In the wake of the death of former 'Love Island' contestant Mike Thalassitis, the show has released a statement saying they plan to offer future islanders therapy and guidance after their time on the show.

Thalassitis' death, which is not being treated as suspicious, comes not even a year after the suicide of another former contestant Sophie Gradon.

Their deaths have sparked a call for more of a duty of care to contestants who take part in the show and go from anonymity to instant fame overnight with the series.

'Love Island' has said it had undertaken a review six months ago to evaluate the after-care it was providing.

A statement from the show said: "This review has led us to extend our support processes to offer therapy to all Islanders and not only those that reach out to us.

"And we will be delivering bespoke training to all future Islanders to include social media and financial management."

It went on: "The key focus will be for us to no longer be reliant on the islanders asking us for support but for us to proactively check in with them on a regular basis."


ITV also released a statement over the weekend saying: "Care for our Islanders is a process the show takes very seriously and is a continuous process for all those taking part in the show.

"We ensure that all of our Contributors are able to access psychological support before, during and after appearing on the show. The programme will always provide ongoing support when needed and where appropriate.

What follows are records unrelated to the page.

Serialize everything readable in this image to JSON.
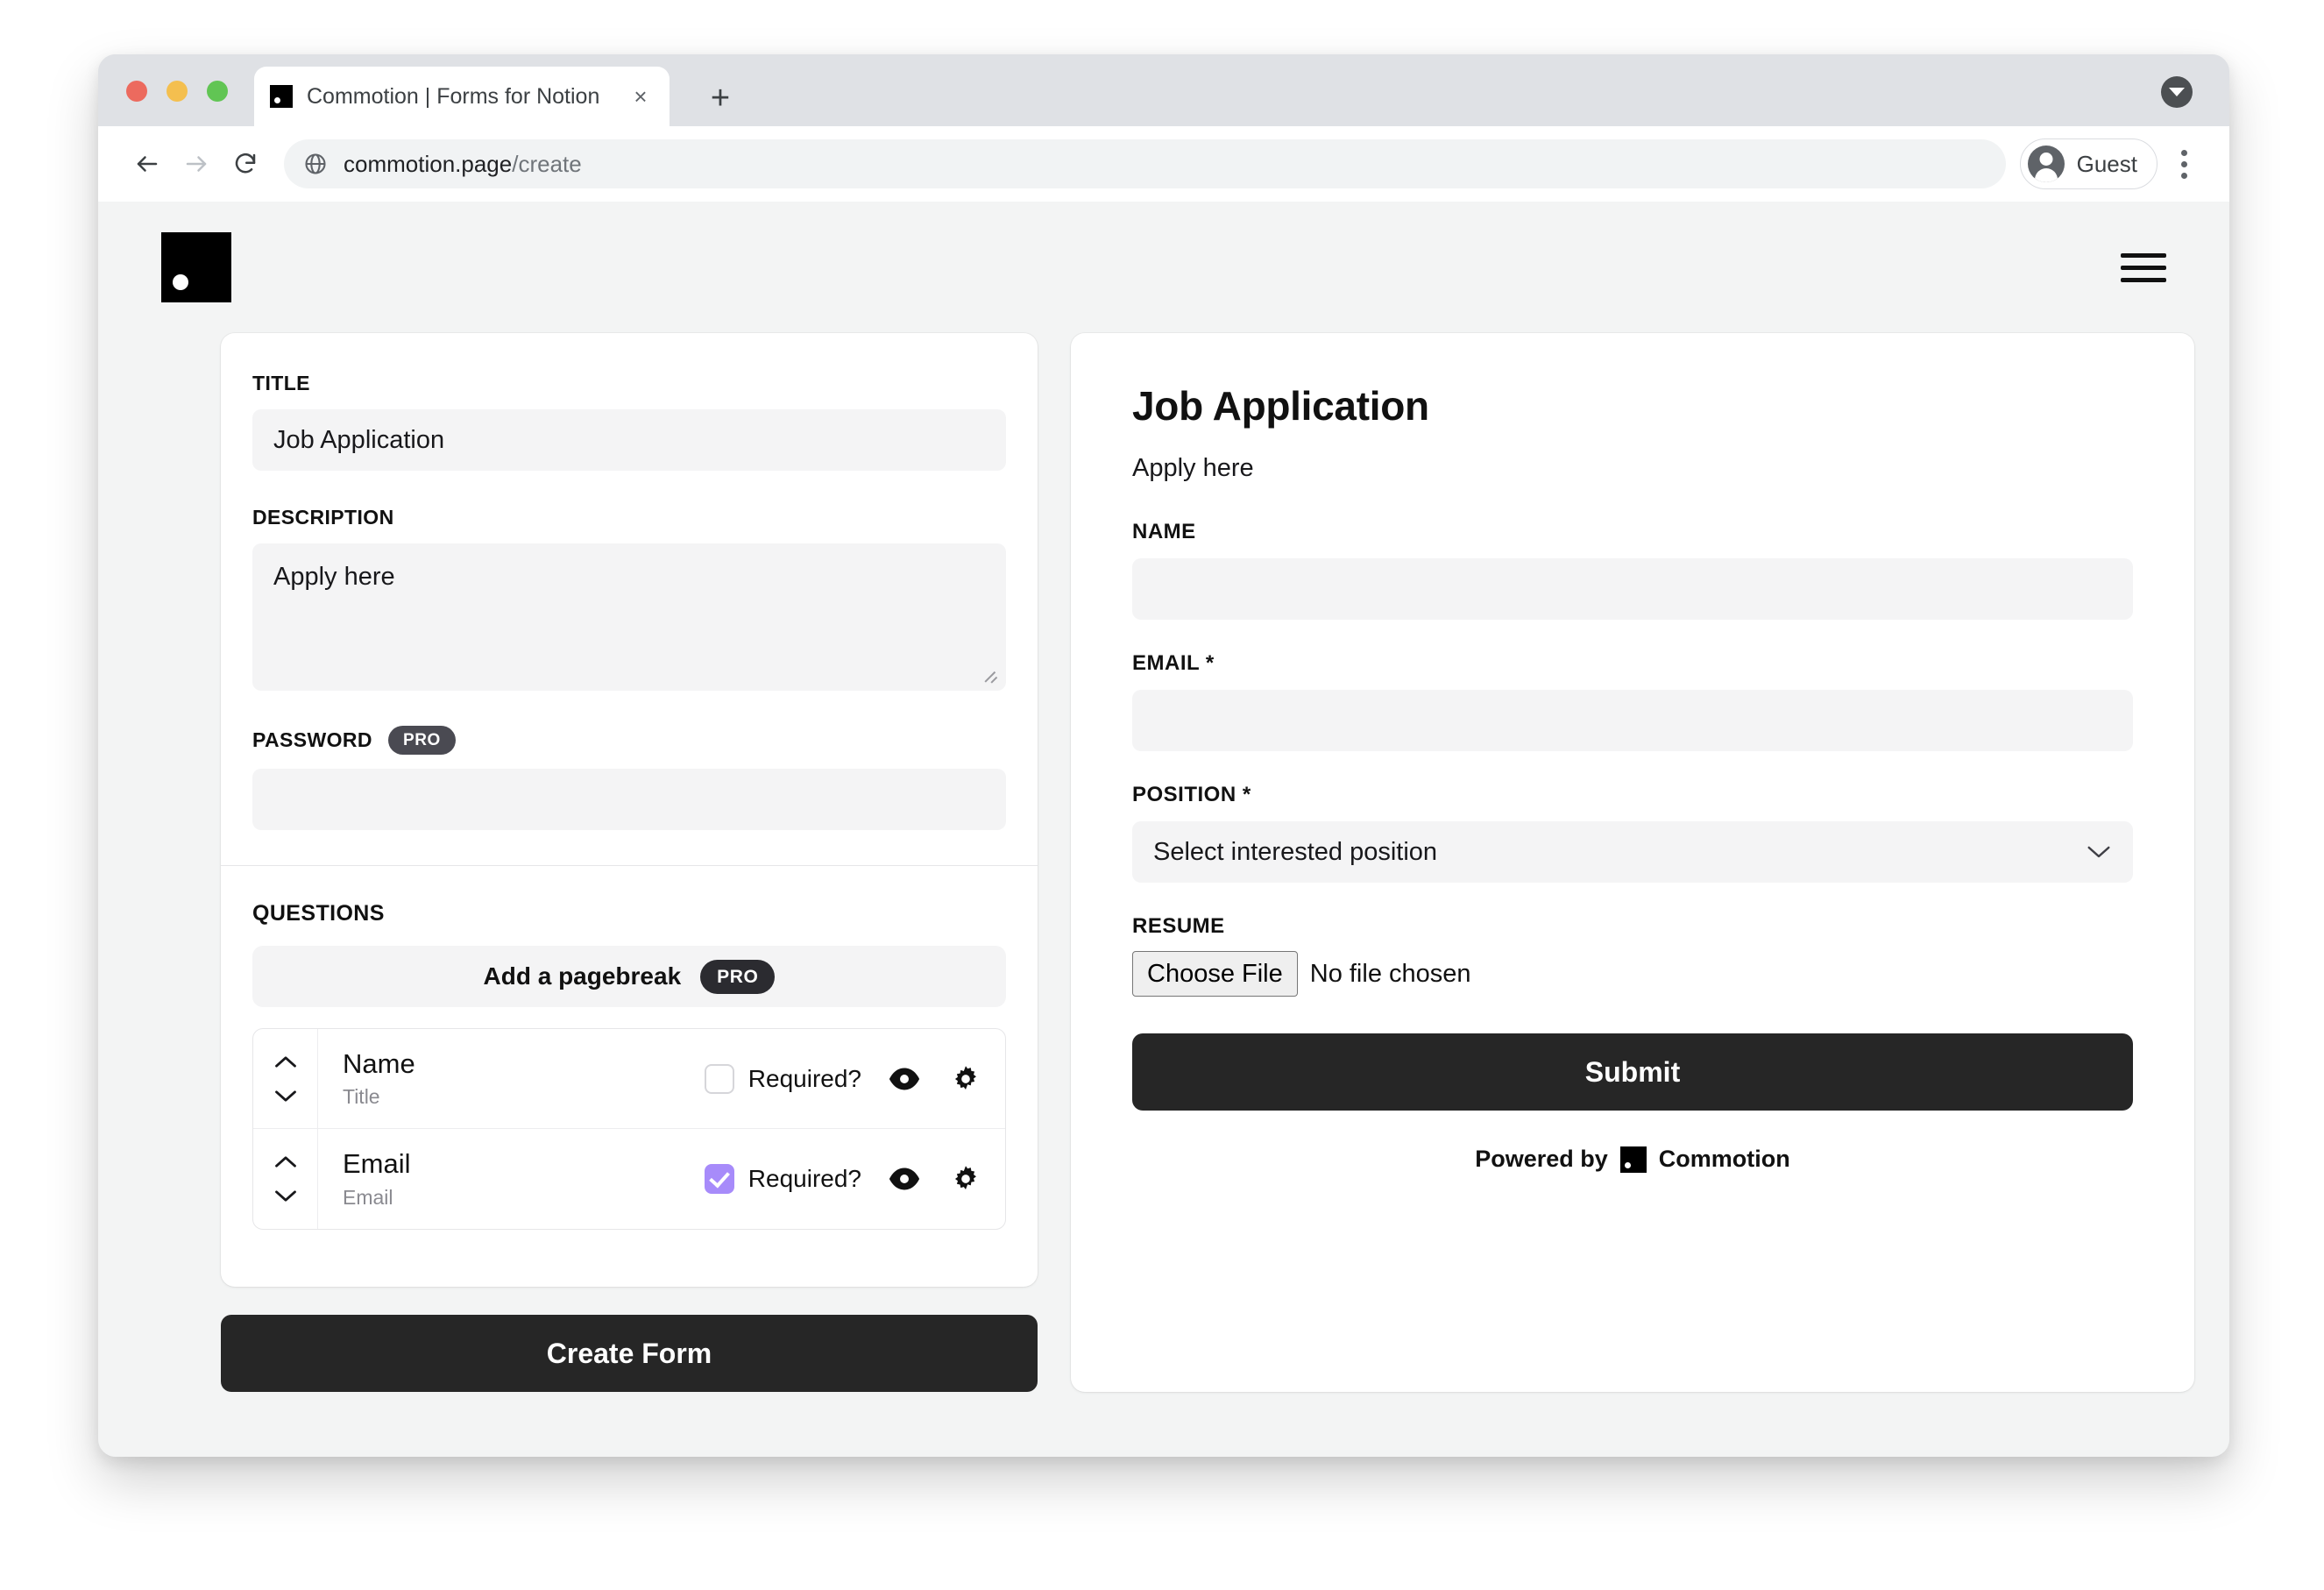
{
  "browser": {
    "tab": {
      "title": "Commotion | Forms for Notion",
      "favicon": "commotion-logo-icon",
      "close": "×"
    },
    "new_tab_label": "+",
    "url_bold": "commotion.page",
    "url_dim": "/create",
    "profile_name": "Guest"
  },
  "app": {
    "logo": "commotion-logo",
    "menu": "hamburger-menu"
  },
  "editor": {
    "title_label": "TITLE",
    "title_value": "Job Application",
    "description_label": "DESCRIPTION",
    "description_value": "Apply here",
    "password_label": "PASSWORD",
    "password_value": "",
    "pro_badge": "PRO",
    "questions_label": "QUESTIONS",
    "pagebreak_label": "Add a pagebreak",
    "pagebreak_pro": "PRO",
    "required_label": "Required?",
    "questions": [
      {
        "name": "Name",
        "type": "Title",
        "required": false
      },
      {
        "name": "Email",
        "type": "Email",
        "required": true
      }
    ],
    "create_button": "Create Form"
  },
  "preview": {
    "title": "Job Application",
    "description": "Apply here",
    "fields": [
      {
        "label": "NAME",
        "kind": "text",
        "value": ""
      },
      {
        "label": "EMAIL *",
        "kind": "text",
        "value": ""
      },
      {
        "label": "POSITION *",
        "kind": "select",
        "value": "Select interested position"
      },
      {
        "label": "RESUME",
        "kind": "file",
        "button": "Choose File",
        "status": "No file chosen"
      }
    ],
    "submit_label": "Submit",
    "powered_prefix": "Powered by",
    "powered_brand": "Commotion"
  },
  "colors": {
    "accent_purple": "#a78bfa",
    "dark": "#262626",
    "page_bg": "#f3f4f4",
    "field_bg": "#f4f4f5"
  }
}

"We also discuss at length with all of our Islanders, before and after the show, how their lives might change and they have access to support and advice to help with this."

Meanwhile, UK Health Minister Jackie Doyle-Price said reality TV was a "bit voyeuristic" and it was time for viewers to "step back here".

She told BBC Radio 5 Live: "And is this really what we want to be encouraging? Do we really want to encourage people to have five minutes of fame and then be dropped and then deal with all the mental stresses that come with that?"

Ms Doyle-Price called the two deaths a "wake-up call".

'Love Island' 2019 will go ahead as planned although no air date has been announced yet.